Vehicle Repairs

   I own two old vehicles.  I have a 95 Chevy Corsica and an 84 Chevy K-10 Custom Deluxe pickup.  I love old cars for a few reasons.  One is their body style.  Old vehicles have a certain body style that reminds me of a time when life was simpler.  We didn't really have to impress anyone, they didn't come with all of these fancy gadgets that vehicles come with nowadays.  They had really only two motives functionality and simplicity.  Cars of old didn't come with computers that controlled absolutely everything to do with your vehicle.  They basically just monitored the sensors and that was about it if your vehicle even had a computer. These days cars come with computers slightly more advanced that a home computer it seems.  Which brings me to the other reason I love old vehicles... their inherent simplicity to repair.

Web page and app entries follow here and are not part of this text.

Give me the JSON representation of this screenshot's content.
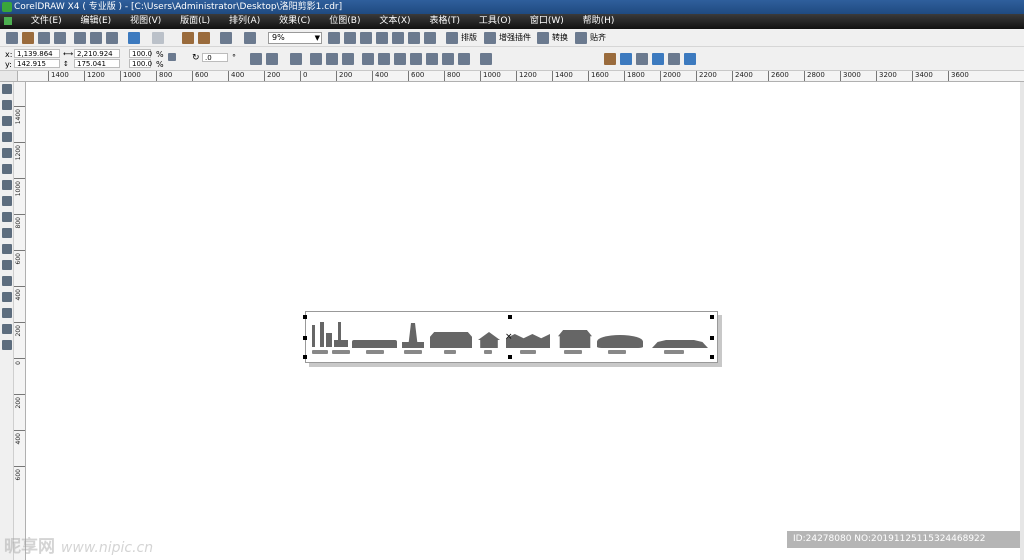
{
  "window": {
    "title": "CorelDRAW X4 ( 专业版 ) - [C:\\Users\\Administrator\\Desktop\\洛阳剪影1.cdr]"
  },
  "menu": [
    "文件(E)",
    "编辑(E)",
    "视图(V)",
    "版面(L)",
    "排列(A)",
    "效果(C)",
    "位图(B)",
    "文本(X)",
    "表格(T)",
    "工具(O)",
    "窗口(W)",
    "帮助(H)"
  ],
  "toolbar": {
    "zoom": "9%",
    "paiban": "排版",
    "zengqiang": "增强插件",
    "zhuanhuan": "转换",
    "tieqi": "贴齐"
  },
  "properties": {
    "x_label": "x:",
    "x": "1,139.864 mm",
    "y_label": "y:",
    "y": "142.915 mm",
    "width": "2,210.924 mm",
    "height": "175.041 mm",
    "scale_x": "100.0",
    "scale_y": "100.0",
    "pct1": "%",
    "pct2": "%",
    "rotation": ".0",
    "deg": "°"
  },
  "hruler": {
    "labels": [
      "1400",
      "1200",
      "1000",
      "800",
      "600",
      "400",
      "200",
      "0",
      "200",
      "400",
      "600",
      "800",
      "1000",
      "1200",
      "1400",
      "1600",
      "1800",
      "2000",
      "2200",
      "2400",
      "2600",
      "2800",
      "3000",
      "3200",
      "3400",
      "3600"
    ]
  },
  "vruler": {
    "labels": [
      "1400",
      "1200",
      "1000",
      "800",
      "600",
      "400",
      "200",
      "0",
      "200",
      "400",
      "600"
    ]
  },
  "watermark": {
    "logo": "昵享网",
    "url": "www.nipic.cn",
    "id": "ID:24278080 NO:20191125115324468922"
  },
  "colors": {
    "title_bar": "#1f4a80",
    "menu_bar": "#111111",
    "silhouette": "#666666"
  }
}
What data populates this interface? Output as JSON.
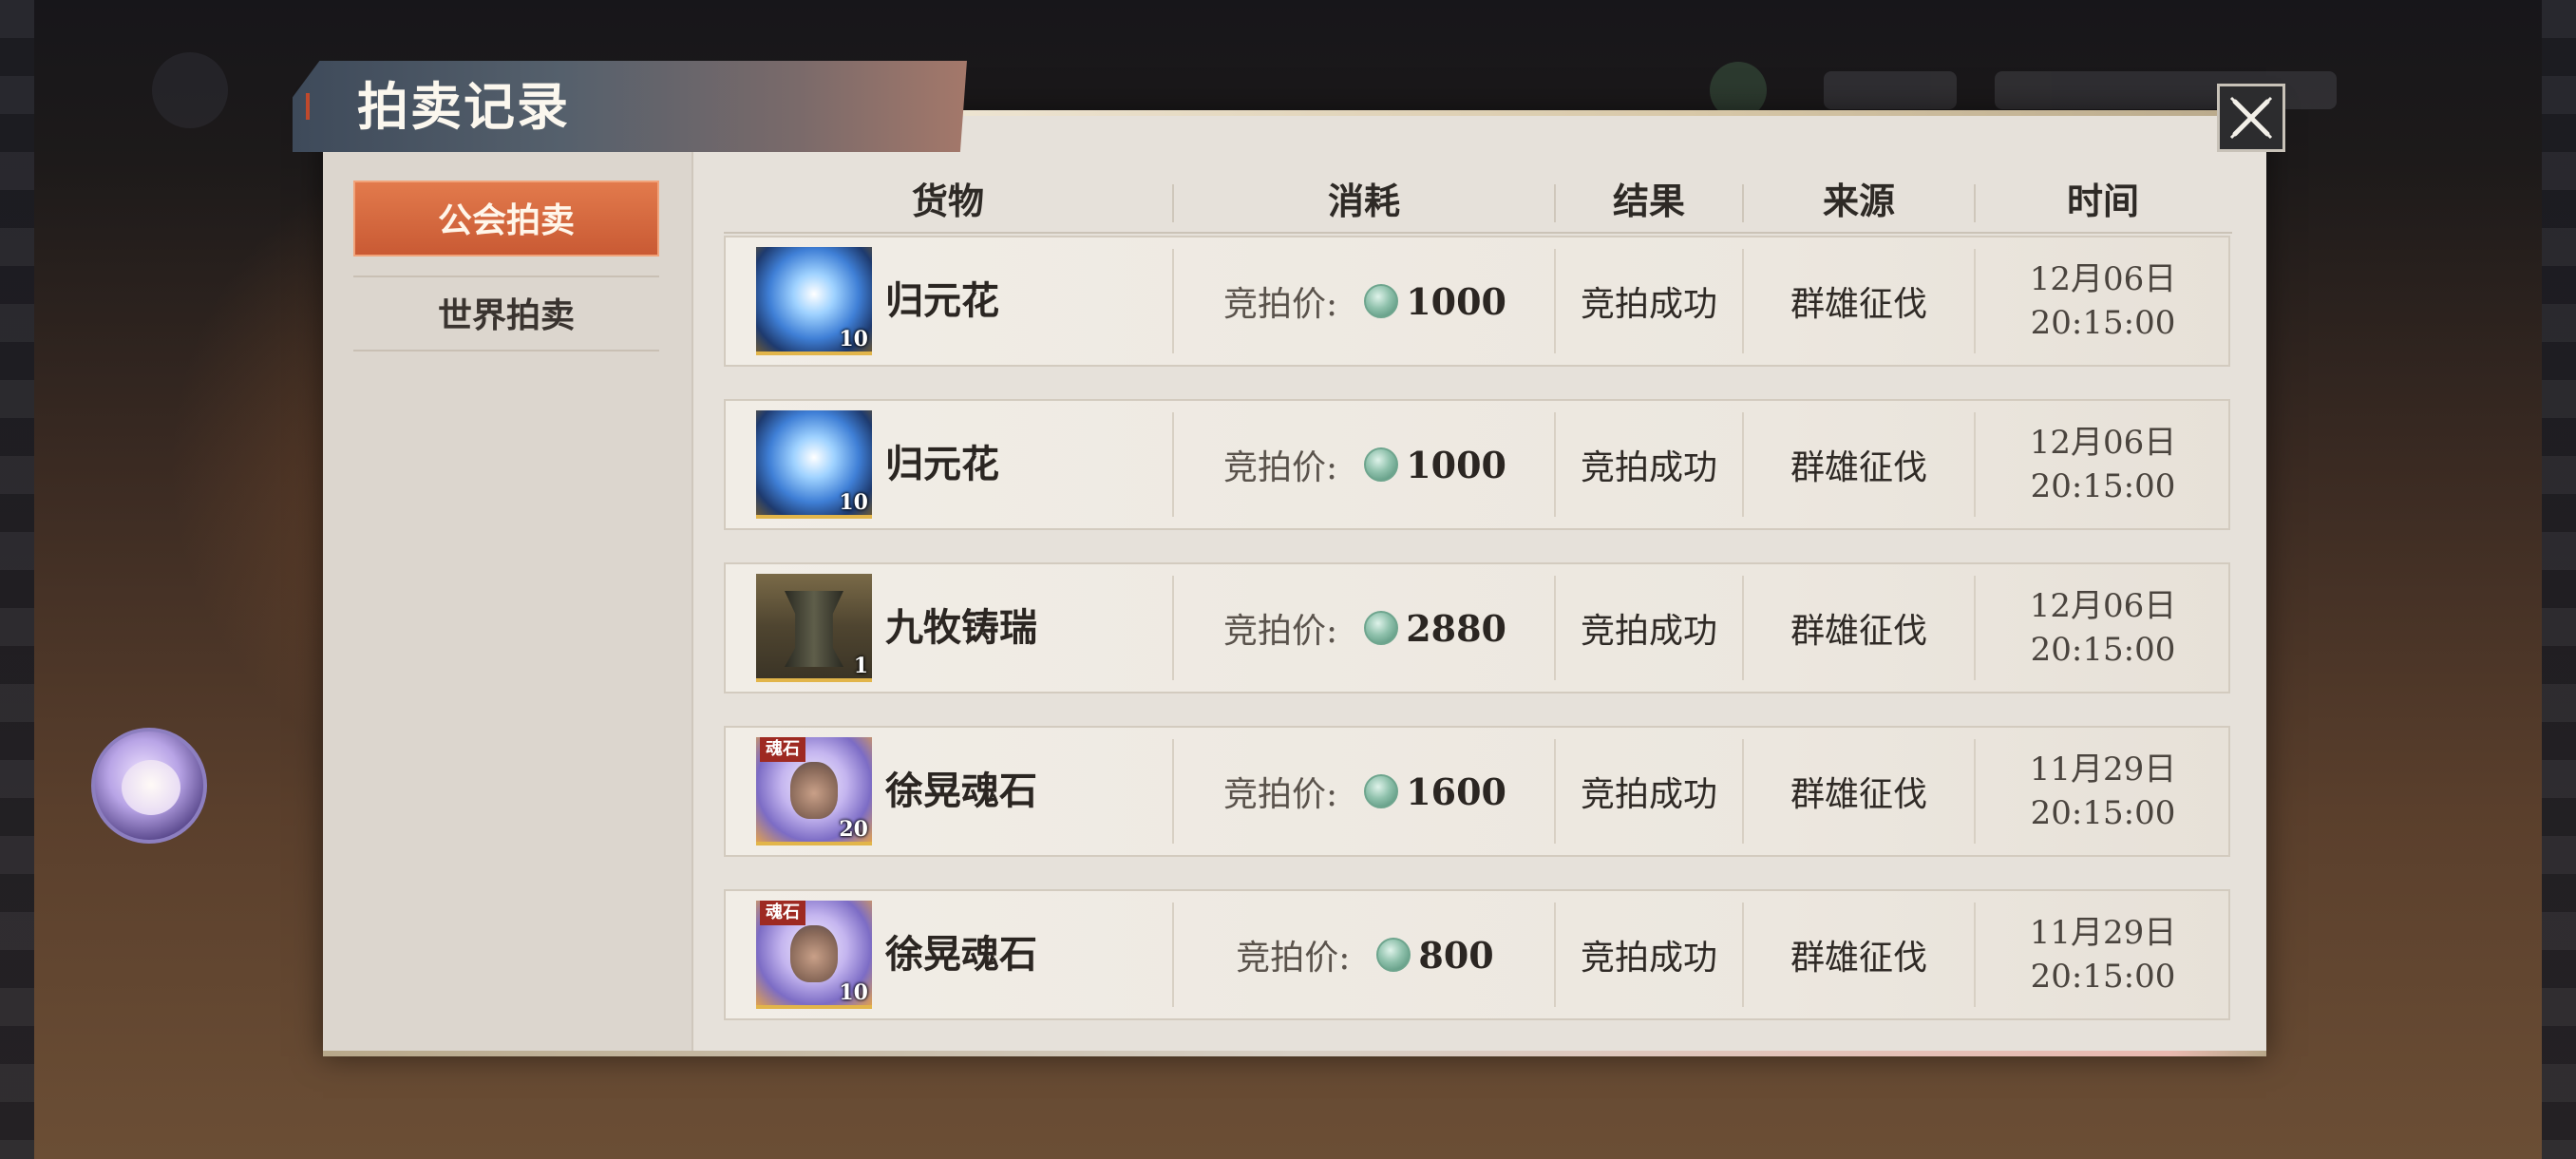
{
  "dialog": {
    "title": "拍卖记录",
    "close_icon": "close-x-icon"
  },
  "sidebar": {
    "tabs": [
      {
        "label": "公会拍卖",
        "active": true
      },
      {
        "label": "世界拍卖",
        "active": false
      }
    ]
  },
  "table": {
    "headers": [
      "货物",
      "消耗",
      "结果",
      "来源",
      "时间"
    ],
    "rows": [
      {
        "item": "归元花",
        "icon": "blue-flower-icon",
        "qty": "10",
        "tag": "",
        "cost_label": "竞拍价:",
        "cost": "1000",
        "result": "竞拍成功",
        "source": "群雄征伐",
        "date": "12月06日",
        "time": "20:15:00"
      },
      {
        "item": "归元花",
        "icon": "blue-flower-icon",
        "qty": "10",
        "tag": "",
        "cost_label": "竞拍价:",
        "cost": "1000",
        "result": "竞拍成功",
        "source": "群雄征伐",
        "date": "12月06日",
        "time": "20:15:00"
      },
      {
        "item": "九牧铸瑞",
        "icon": "bronze-vessel-icon",
        "qty": "1",
        "tag": "",
        "cost_label": "竞拍价:",
        "cost": "2880",
        "result": "竞拍成功",
        "source": "群雄征伐",
        "date": "12月06日",
        "time": "20:15:00"
      },
      {
        "item": "徐晃魂石",
        "icon": "soul-stone-portrait-icon",
        "qty": "20",
        "tag": "魂石",
        "cost_label": "竞拍价:",
        "cost": "1600",
        "result": "竞拍成功",
        "source": "群雄征伐",
        "date": "11月29日",
        "time": "20:15:00"
      },
      {
        "item": "徐晃魂石",
        "icon": "soul-stone-portrait-icon",
        "qty": "10",
        "tag": "魂石",
        "cost_label": "竞拍价:",
        "cost": "800",
        "result": "竞拍成功",
        "source": "群雄征伐",
        "date": "11月29日",
        "time": "20:15:00"
      }
    ]
  },
  "colors": {
    "active_tab": "#d8663c",
    "panel_bg": "#e6e1da",
    "currency": "#6ea58e"
  }
}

  My Corsica has a very simplistic computer.  I can do virtually all of the repair work myself.  For instance in this vehicle I am in the process of replacing the head gasket.  I was able to disassemble the cylinder head and  all of the components that bolt to it myself, took the head to get checked and milled, pop on the new gasket and now all that is needed is to put her all back together, flush and refill the cooling system, change the oil and oil filter, change the spark plugs and wires and drive the hell out of her.  This vehicle saved me a ton of money in gas which is one of many reasons for my love for her.  Her blowing the head gasket however is the reason I purchased my truck.

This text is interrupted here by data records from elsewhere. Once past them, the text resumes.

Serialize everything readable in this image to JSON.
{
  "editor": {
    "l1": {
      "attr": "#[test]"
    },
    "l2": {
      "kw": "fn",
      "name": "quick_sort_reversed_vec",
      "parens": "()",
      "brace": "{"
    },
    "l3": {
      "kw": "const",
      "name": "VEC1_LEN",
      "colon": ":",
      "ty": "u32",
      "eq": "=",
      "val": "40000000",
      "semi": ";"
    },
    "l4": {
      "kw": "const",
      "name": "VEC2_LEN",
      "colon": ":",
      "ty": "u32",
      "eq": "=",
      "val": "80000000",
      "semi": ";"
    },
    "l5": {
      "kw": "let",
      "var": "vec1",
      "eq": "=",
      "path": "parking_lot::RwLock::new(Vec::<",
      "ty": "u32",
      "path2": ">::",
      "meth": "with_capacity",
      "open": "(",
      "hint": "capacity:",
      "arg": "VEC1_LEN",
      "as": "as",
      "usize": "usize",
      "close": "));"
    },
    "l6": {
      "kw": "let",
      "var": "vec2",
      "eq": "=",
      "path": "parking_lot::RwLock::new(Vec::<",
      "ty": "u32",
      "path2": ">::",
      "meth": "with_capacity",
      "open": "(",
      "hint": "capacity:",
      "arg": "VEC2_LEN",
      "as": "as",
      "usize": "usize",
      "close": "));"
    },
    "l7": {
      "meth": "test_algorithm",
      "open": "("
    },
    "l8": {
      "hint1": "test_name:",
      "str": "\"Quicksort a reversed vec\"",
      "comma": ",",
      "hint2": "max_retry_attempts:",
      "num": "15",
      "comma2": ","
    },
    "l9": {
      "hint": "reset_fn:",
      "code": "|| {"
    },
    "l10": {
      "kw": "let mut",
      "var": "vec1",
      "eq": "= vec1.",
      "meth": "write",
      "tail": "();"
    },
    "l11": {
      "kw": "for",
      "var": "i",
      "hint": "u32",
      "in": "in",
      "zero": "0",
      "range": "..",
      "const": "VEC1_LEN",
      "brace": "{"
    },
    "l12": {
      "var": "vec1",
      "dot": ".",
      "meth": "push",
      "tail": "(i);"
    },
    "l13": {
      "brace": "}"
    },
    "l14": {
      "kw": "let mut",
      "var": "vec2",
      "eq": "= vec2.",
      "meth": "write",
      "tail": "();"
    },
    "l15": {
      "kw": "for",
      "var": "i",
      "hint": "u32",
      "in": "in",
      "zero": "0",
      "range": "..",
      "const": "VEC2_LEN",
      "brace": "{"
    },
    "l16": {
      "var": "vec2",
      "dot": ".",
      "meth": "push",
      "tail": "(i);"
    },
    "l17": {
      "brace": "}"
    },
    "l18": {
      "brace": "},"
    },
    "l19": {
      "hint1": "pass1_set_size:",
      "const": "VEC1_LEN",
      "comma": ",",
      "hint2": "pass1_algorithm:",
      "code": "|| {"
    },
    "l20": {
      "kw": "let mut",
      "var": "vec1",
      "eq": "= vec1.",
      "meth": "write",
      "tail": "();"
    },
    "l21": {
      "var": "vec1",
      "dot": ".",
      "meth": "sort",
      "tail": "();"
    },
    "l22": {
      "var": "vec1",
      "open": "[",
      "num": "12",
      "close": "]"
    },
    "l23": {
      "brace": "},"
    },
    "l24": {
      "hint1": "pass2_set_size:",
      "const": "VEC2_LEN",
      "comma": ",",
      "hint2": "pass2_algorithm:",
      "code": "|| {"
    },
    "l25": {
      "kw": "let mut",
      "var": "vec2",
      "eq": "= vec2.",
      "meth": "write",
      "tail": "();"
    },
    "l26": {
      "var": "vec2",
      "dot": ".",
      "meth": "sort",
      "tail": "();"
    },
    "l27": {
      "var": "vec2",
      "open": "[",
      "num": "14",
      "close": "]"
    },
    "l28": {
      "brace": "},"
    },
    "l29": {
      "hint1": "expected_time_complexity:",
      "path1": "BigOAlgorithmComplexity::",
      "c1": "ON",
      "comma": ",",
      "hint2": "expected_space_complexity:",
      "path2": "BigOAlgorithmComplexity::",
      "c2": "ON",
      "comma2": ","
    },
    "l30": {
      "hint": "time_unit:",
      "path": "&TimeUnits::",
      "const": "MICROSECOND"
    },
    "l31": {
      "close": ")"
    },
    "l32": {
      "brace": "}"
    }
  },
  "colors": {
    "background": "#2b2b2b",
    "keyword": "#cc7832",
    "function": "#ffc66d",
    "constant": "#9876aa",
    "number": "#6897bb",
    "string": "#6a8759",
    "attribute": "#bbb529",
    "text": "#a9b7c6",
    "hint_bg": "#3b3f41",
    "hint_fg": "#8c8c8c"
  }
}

  My truck is a whole other animal all together.  She is quite literally a beast.  However, she is thirty years old and even though she only has 91,000 original miles and is basically in stock condition it's about time some of those old factory parts start failing.  First was the lower radiator hose, a very cheap and easy fix.  Next came the starter and after I finally got the right starter for her it was a matter of minutes before she was running again.  Recently however, the fuel pump went out.  This should have been a twenty minute job but took me two days.  If you are ever working on your vehicle do me a favor and be very careful with your fittings and bolts.  The steel line running from the fuel pump to the carberator was cross threaded at the pump and the bolt had been stripped.  I finally had to remove the smog pump (freeing up a small amount of horsepower) and the alternator and take the whole line off while still attached to the pump,  I was able to have a new line made out of hydraulic hose and zip tied it off of the manifold.  She is running like new now and I'm saving a little in gas with the new pump.  The bottom line is old vehicles save money with cheaper repairs you can do yourself, they are usually better on emissions if you live in a region where you have to do that, and they are fun to drive and restore.  If you are in the market for a new vehicle I would say forgo the new car and get an old one. 

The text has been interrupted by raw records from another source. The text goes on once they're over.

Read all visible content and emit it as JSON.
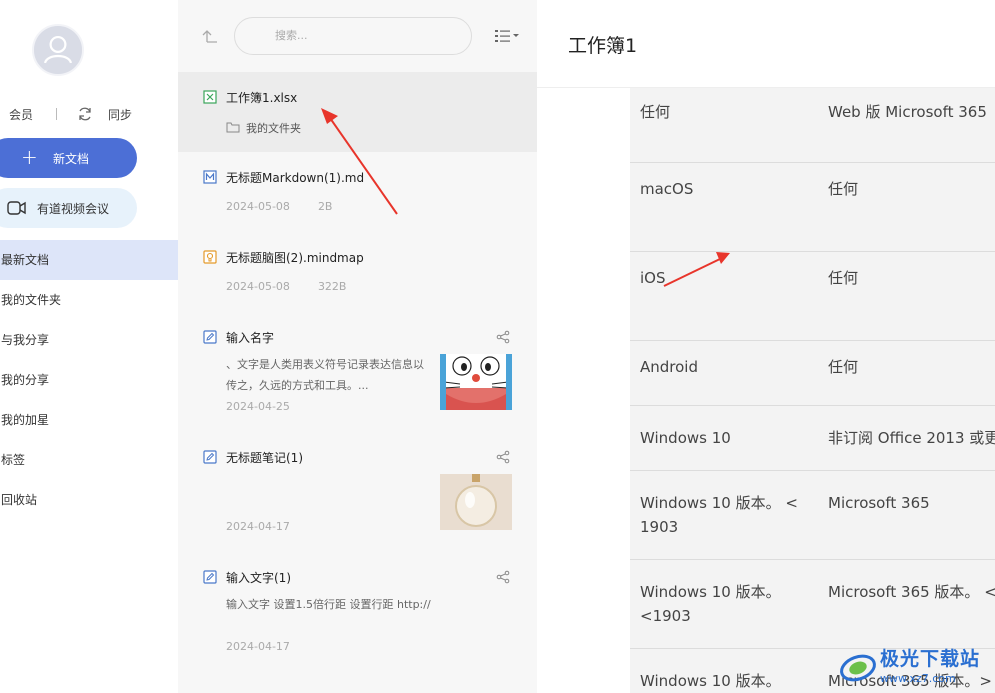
{
  "sidebar": {
    "vip_label": "会员",
    "sync_label": "同步",
    "new_doc_label": "新文档",
    "meeting_label": "有道视频会议",
    "nav": [
      {
        "label": "最新文档",
        "active": true
      },
      {
        "label": "我的文件夹"
      },
      {
        "label": "与我分享"
      },
      {
        "label": "我的分享"
      },
      {
        "label": "我的加星"
      },
      {
        "label": "标签"
      },
      {
        "label": "回收站"
      }
    ]
  },
  "list": {
    "search_placeholder": "搜索...",
    "files": [
      {
        "name": "工作簿1.xlsx",
        "type": "xlsx",
        "folder": "我的文件夹"
      },
      {
        "name": "无标题Markdown(1).md",
        "type": "md",
        "date": "2024-05-08",
        "size": "2B"
      },
      {
        "name": "无标题脑图(2).mindmap",
        "type": "mindmap",
        "date": "2024-05-08",
        "size": "322B"
      },
      {
        "name": "输入名字",
        "type": "note",
        "snippet": "、文字是人类用表义符号记录表达信息以传之，久远的方式和工具。...",
        "date": "2024-04-25"
      },
      {
        "name": "无标题笔记(1)",
        "type": "note",
        "date": "2024-04-17"
      },
      {
        "name": "输入文字(1)",
        "type": "note",
        "snippet": "输入文字 设置1.5倍行距 设置行距 http://",
        "date": "2024-04-17"
      }
    ]
  },
  "doc": {
    "title": "工作簿1",
    "rows": [
      {
        "c1": "任何",
        "c2": "Web 版 Microsoft 365"
      },
      {
        "c1": "macOS",
        "c2": "任何"
      },
      {
        "c1": "iOS",
        "c2": "任何"
      },
      {
        "c1": "Android",
        "c2": "任何"
      },
      {
        "c1": "Windows 10",
        "c2": "非订阅 Office 2013 或更"
      },
      {
        "c1": "Windows 10 版本。 < 1903",
        "c2": "Microsoft 365"
      },
      {
        "c1": "Windows 10 版本。 <1903",
        "c2": "Microsoft 365 版本。 <"
      },
      {
        "c1": "Windows 10 版本。",
        "c2": "Microsoft 365 版本。>"
      }
    ]
  },
  "watermark": {
    "text": "极光下载站",
    "url": "www.xz7.com"
  },
  "colors": {
    "accent": "#4c6fd6",
    "active_nav": "#dde5f9",
    "arrow": "#e8352b"
  }
}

  1. Much appreciated... I feel like people underestimate the benefit of driving older vehicles.